(SOURCE RECORDS)

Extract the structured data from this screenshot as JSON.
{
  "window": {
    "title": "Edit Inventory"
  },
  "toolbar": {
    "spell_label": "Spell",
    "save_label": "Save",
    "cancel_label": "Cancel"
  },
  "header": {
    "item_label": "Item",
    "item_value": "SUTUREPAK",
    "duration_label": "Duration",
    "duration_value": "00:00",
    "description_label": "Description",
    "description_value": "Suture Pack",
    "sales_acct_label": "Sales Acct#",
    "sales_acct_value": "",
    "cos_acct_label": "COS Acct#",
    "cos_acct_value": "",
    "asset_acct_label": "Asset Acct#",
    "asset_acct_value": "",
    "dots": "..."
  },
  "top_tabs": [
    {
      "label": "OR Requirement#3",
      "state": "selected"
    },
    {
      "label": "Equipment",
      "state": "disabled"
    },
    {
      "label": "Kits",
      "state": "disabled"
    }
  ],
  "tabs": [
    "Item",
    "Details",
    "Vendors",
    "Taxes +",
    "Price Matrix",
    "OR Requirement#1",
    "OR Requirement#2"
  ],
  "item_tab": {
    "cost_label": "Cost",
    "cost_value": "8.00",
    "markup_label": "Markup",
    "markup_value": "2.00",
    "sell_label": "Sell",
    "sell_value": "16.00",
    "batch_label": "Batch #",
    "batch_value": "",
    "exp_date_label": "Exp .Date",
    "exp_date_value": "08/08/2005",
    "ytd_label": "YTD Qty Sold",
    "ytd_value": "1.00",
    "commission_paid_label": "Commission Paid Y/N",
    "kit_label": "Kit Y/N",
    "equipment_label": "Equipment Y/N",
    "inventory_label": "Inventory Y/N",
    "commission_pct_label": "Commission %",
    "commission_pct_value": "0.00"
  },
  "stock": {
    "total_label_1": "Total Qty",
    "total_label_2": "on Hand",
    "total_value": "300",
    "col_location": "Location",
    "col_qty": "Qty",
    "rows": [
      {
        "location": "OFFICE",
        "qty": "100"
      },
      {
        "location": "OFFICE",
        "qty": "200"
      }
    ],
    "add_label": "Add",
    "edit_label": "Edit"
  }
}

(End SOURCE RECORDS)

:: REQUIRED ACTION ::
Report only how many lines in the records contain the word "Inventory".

:: WRITTEN SOLUTION ::
2